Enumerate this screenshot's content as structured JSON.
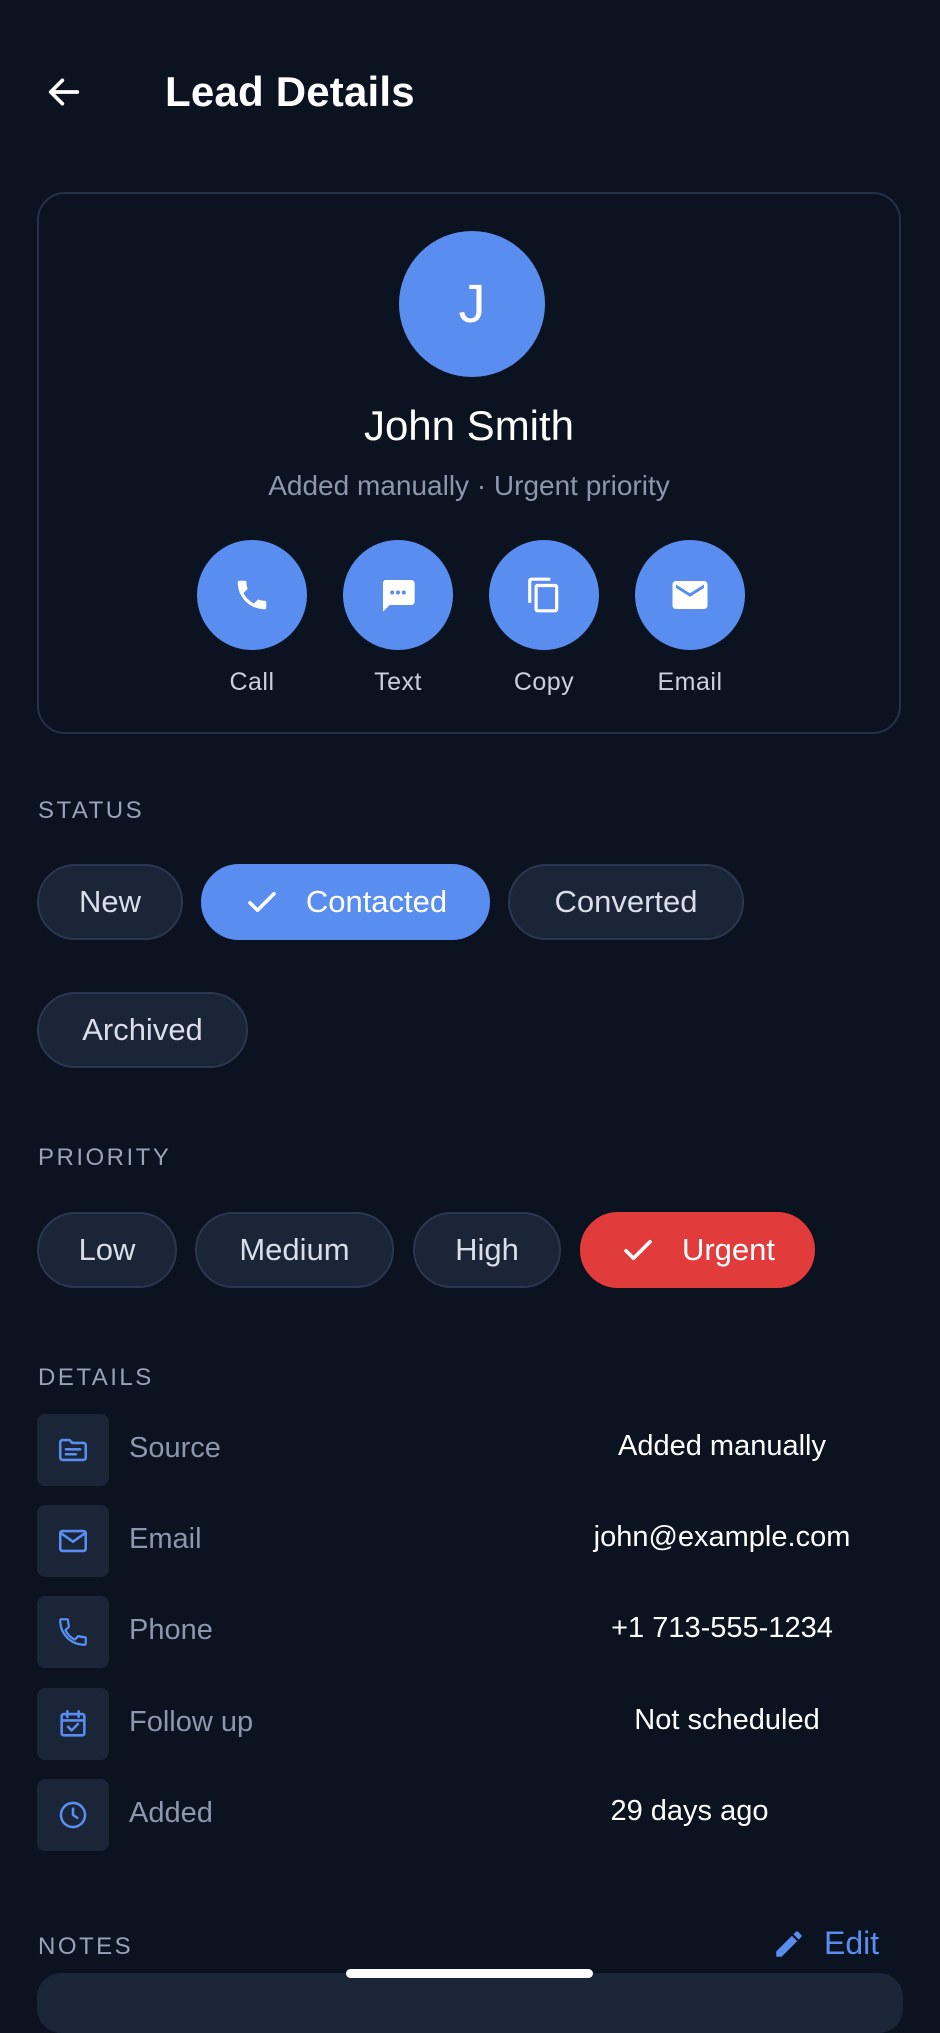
{
  "header": {
    "title": "Lead Details",
    "back_icon": "arrow-left-icon"
  },
  "profile": {
    "initial": "J",
    "name": "John Smith",
    "subtitle": "Added manually · Urgent priority",
    "actions": [
      {
        "label": "Call",
        "icon": "phone-icon"
      },
      {
        "label": "Text",
        "icon": "message-icon"
      },
      {
        "label": "Copy",
        "icon": "copy-icon"
      },
      {
        "label": "Email",
        "icon": "mail-icon"
      }
    ]
  },
  "status": {
    "title": "STATUS",
    "options": [
      "New",
      "Contacted",
      "Converted",
      "Archived"
    ],
    "selected": "Contacted"
  },
  "priority": {
    "title": "PRIORITY",
    "options": [
      "Low",
      "Medium",
      "High",
      "Urgent"
    ],
    "selected": "Urgent"
  },
  "details": {
    "title": "DETAILS",
    "rows": [
      {
        "label": "Source",
        "value": "Added manually",
        "icon": "source-icon"
      },
      {
        "label": "Email",
        "value": "john@example.com",
        "icon": "mail-icon"
      },
      {
        "label": "Phone",
        "value": "+1 713-555-1234",
        "icon": "phone-icon"
      },
      {
        "label": "Follow up",
        "value": "Not scheduled",
        "icon": "calendar-check-icon"
      },
      {
        "label": "Added",
        "value": "29 days ago",
        "icon": "clock-icon"
      }
    ]
  },
  "notes": {
    "title": "NOTES",
    "edit_label": "Edit",
    "edit_icon": "pencil-icon"
  },
  "colors": {
    "background": "#0b1220",
    "accent": "#5a8df0",
    "urgent": "#e23b3b",
    "chip": "#1a2538"
  }
}
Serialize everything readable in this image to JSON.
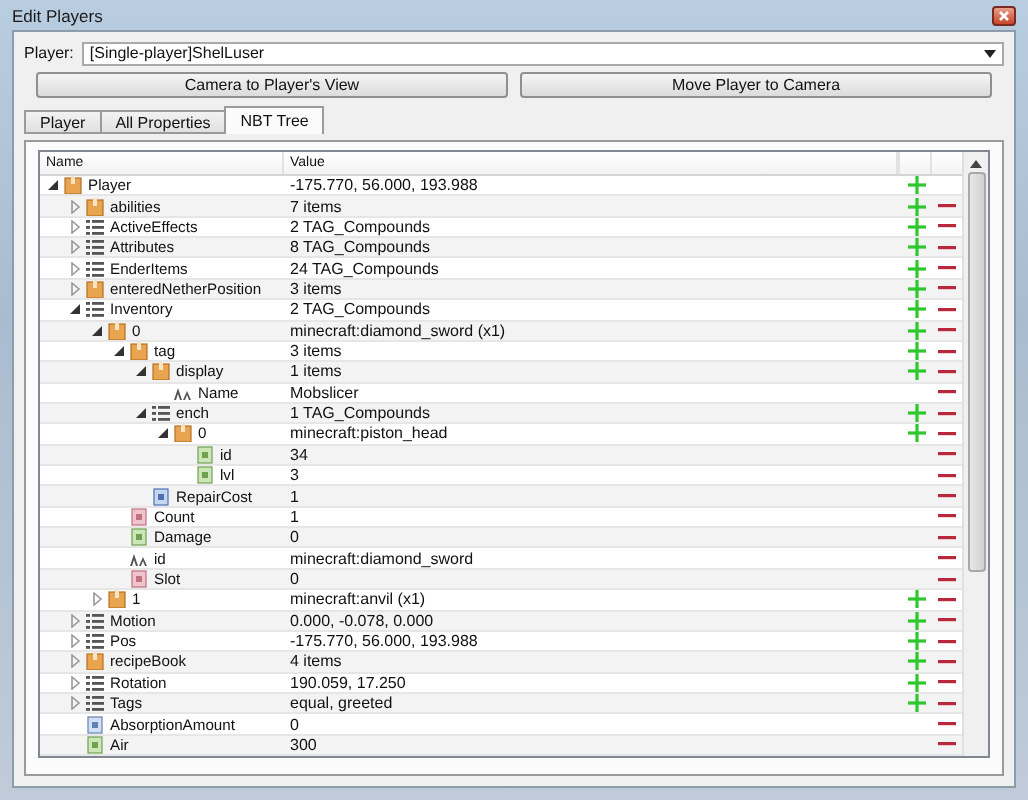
{
  "window": {
    "title": "Edit Players"
  },
  "player": {
    "label": "Player:",
    "value": "[Single-player]ShelLuser"
  },
  "buttons": [
    "Camera to Player's View",
    "Move Player to Camera"
  ],
  "tabs": [
    {
      "label": "Player",
      "selected": false
    },
    {
      "label": "All Properties",
      "selected": false
    },
    {
      "label": "NBT Tree",
      "selected": true
    }
  ],
  "tree": {
    "columns": [
      "Name",
      "Value"
    ],
    "nodes": [
      {
        "name": "Player",
        "value": "-175.770, 56.000, 193.988",
        "kind": "compound",
        "expanded": true,
        "children": [
          {
            "name": "abilities",
            "value": "7 items",
            "kind": "compound",
            "expanded": false
          },
          {
            "name": "ActiveEffects",
            "value": "2 TAG_Compounds",
            "kind": "list",
            "expanded": false
          },
          {
            "name": "Attributes",
            "value": "8 TAG_Compounds",
            "kind": "list",
            "expanded": false
          },
          {
            "name": "EnderItems",
            "value": "24 TAG_Compounds",
            "kind": "list",
            "expanded": false
          },
          {
            "name": "enteredNetherPosition",
            "value": "3 items",
            "kind": "compound",
            "expanded": false
          },
          {
            "name": "Inventory",
            "value": "2 TAG_Compounds",
            "kind": "list",
            "expanded": true,
            "children": [
              {
                "name": "0",
                "value": "minecraft:diamond_sword (x1)",
                "kind": "compound",
                "expanded": true,
                "children": [
                  {
                    "name": "tag",
                    "value": "3 items",
                    "kind": "compound",
                    "expanded": true,
                    "children": [
                      {
                        "name": "display",
                        "value": "1 items",
                        "kind": "compound",
                        "expanded": true,
                        "children": [
                          {
                            "name": "Name",
                            "value": "Mobslicer",
                            "kind": "string"
                          }
                        ]
                      },
                      {
                        "name": "ench",
                        "value": "1 TAG_Compounds",
                        "kind": "list",
                        "expanded": true,
                        "children": [
                          {
                            "name": "0",
                            "value": "minecraft:piston_head",
                            "kind": "compound",
                            "expanded": true,
                            "children": [
                              {
                                "name": "id",
                                "value": "34",
                                "kind": "short"
                              },
                              {
                                "name": "lvl",
                                "value": "3",
                                "kind": "short"
                              }
                            ]
                          }
                        ]
                      },
                      {
                        "name": "RepairCost",
                        "value": "1",
                        "kind": "int"
                      }
                    ]
                  },
                  {
                    "name": "Count",
                    "value": "1",
                    "kind": "byte"
                  },
                  {
                    "name": "Damage",
                    "value": "0",
                    "kind": "short"
                  },
                  {
                    "name": "id",
                    "value": "minecraft:diamond_sword",
                    "kind": "string"
                  },
                  {
                    "name": "Slot",
                    "value": "0",
                    "kind": "byte"
                  }
                ]
              },
              {
                "name": "1",
                "value": "minecraft:anvil (x1)",
                "kind": "compound",
                "expanded": false
              }
            ]
          },
          {
            "name": "Motion",
            "value": "0.000, -0.078, 0.000",
            "kind": "list",
            "expanded": false
          },
          {
            "name": "Pos",
            "value": "-175.770, 56.000, 193.988",
            "kind": "list",
            "expanded": false
          },
          {
            "name": "recipeBook",
            "value": "4 items",
            "kind": "compound",
            "expanded": false
          },
          {
            "name": "Rotation",
            "value": "190.059, 17.250",
            "kind": "list",
            "expanded": false
          },
          {
            "name": "Tags",
            "value": "equal, greeted",
            "kind": "list",
            "expanded": false
          },
          {
            "name": "AbsorptionAmount",
            "value": "0",
            "kind": "float"
          },
          {
            "name": "Air",
            "value": "300",
            "kind": "short"
          }
        ]
      }
    ]
  }
}
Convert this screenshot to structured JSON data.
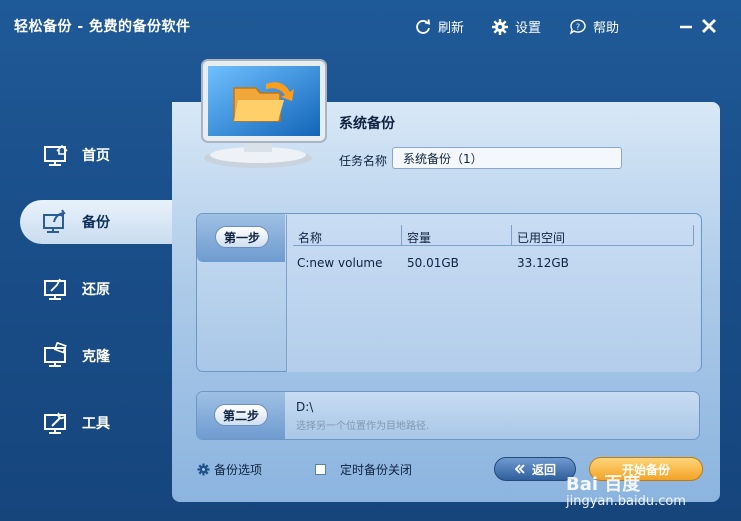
{
  "window": {
    "title": "轻松备份 - 免费的备份软件",
    "toolbar": {
      "refresh_label": "刷新",
      "settings_label": "设置",
      "help_label": "帮助"
    }
  },
  "sidebar": {
    "items": [
      {
        "label": "首页",
        "icon": "home-monitor-icon",
        "active": false
      },
      {
        "label": "备份",
        "icon": "backup-monitor-icon",
        "active": true
      },
      {
        "label": "还原",
        "icon": "restore-monitor-icon",
        "active": false
      },
      {
        "label": "克隆",
        "icon": "clone-monitor-icon",
        "active": false
      },
      {
        "label": "工具",
        "icon": "tools-monitor-icon",
        "active": false
      }
    ]
  },
  "main": {
    "section_title": "系统备份",
    "task_name_label": "任务名称",
    "task_name_value": "系统备份（1）",
    "step1": {
      "label": "第一步",
      "columns": [
        "名称",
        "容量",
        "已用空间"
      ],
      "rows": [
        {
          "name": "C:new volume",
          "capacity": "50.01GB",
          "used": "33.12GB"
        }
      ]
    },
    "step2": {
      "label": "第二步",
      "path": "D:\\",
      "hint": "选择另一个位置作为目地路径."
    }
  },
  "footer": {
    "backup_options_label": "备份选项",
    "schedule_label": "定时备份关闭",
    "back_label": "返回",
    "start_label": "开始备份"
  },
  "watermark": {
    "brand": "Bai 百度",
    "url": "jingyan.baidu.com"
  },
  "colors": {
    "window_bg": "#1a4f8a",
    "panel_bg": "#b9d3ee",
    "start_button": "#f2a326",
    "back_button": "#2f5f9c"
  }
}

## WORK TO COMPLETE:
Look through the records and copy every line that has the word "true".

## SOLUTION:
      "selected": true
        "expanded": true,
            "expanded": true,
                "expanded": true,
                    "expanded": true,
                        "expanded": true,
                        "expanded": true,
                            "expanded": true,
        "active": true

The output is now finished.